According to the CAA, Calder will use the airstrip, which will be within five nautical miles of another aerodrome, in a way that demands an aerodrome study.

A spokesperson said once the study was complete the CAA would then decide if he was allowed to go ahead with it.

The process takes up to 90 days and involves public consultation.

The study would determine the effect of the aerodrome on the "safe and efficient use of airspace", and on the safety of people and property on the ground.

Factors included were existing aerodromes and airspace used and "existing or proposed man-made objects".

Central Hawke's Bay District Council held a workshop on Thursday, but the subject of the aerodrome was not on the agenda.

A spokesperson said Calder's airstrip was permitted in the current District Plan.


"The chief executive encourages the parties to meet on this matter and as previously offered, she is happy to attend the meeting," a spokesperson said.

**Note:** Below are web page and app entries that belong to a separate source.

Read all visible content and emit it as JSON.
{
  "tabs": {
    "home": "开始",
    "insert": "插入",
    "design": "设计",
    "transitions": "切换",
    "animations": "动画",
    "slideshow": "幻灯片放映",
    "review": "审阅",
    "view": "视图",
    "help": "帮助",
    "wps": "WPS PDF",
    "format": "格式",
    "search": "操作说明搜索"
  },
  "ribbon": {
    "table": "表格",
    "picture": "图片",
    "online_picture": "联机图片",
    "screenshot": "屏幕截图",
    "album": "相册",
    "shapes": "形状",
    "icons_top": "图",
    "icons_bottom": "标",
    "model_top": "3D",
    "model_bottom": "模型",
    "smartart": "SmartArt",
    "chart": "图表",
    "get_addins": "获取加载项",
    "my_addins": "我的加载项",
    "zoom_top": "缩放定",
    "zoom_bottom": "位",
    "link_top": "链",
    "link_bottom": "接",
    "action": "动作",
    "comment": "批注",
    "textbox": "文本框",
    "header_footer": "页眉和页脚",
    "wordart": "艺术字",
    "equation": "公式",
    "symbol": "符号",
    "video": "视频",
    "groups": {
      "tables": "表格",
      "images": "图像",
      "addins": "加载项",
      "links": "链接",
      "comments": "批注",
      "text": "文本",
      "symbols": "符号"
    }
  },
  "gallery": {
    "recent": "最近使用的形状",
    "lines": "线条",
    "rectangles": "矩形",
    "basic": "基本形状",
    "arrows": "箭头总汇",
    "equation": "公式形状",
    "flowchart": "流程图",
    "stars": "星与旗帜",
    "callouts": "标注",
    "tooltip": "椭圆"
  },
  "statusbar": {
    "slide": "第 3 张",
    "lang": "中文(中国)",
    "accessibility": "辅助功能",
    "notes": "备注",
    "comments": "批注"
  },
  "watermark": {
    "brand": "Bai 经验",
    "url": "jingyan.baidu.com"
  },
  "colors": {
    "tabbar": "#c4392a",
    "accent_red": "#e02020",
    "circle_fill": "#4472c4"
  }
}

Chief Flying Instructor at Waipukurau aerodrome Ross Macdonald, there was no way Calder would be using the personal airstrip to top dress off.

"There's no farmers near him that would need it.

"At the end of his day, he flies back to the base here, puts his plane in the hangar, hops in his vehicle and then drives home.

"The only difference with this is he'll be able to fly straight home, put his plane into the hangar and walk in to see his family.

"Then the next morning, instead of going to Waipuk, he'll fly off to work from his own strip."

MacDonald said Calder's trucks, which were based in Waipukurau, would most likely travel out to the farms he was working on to top up the plane with petrol so he wouldn't have to constantly return to Waipukurau.

A contractor currently creating the airstrip, Barry Neville, said he was supportive of the development.

"We're very happy to support Josh in their venture, it's good growth for the community, he's a good sponsor in the community, so I think it's very positive."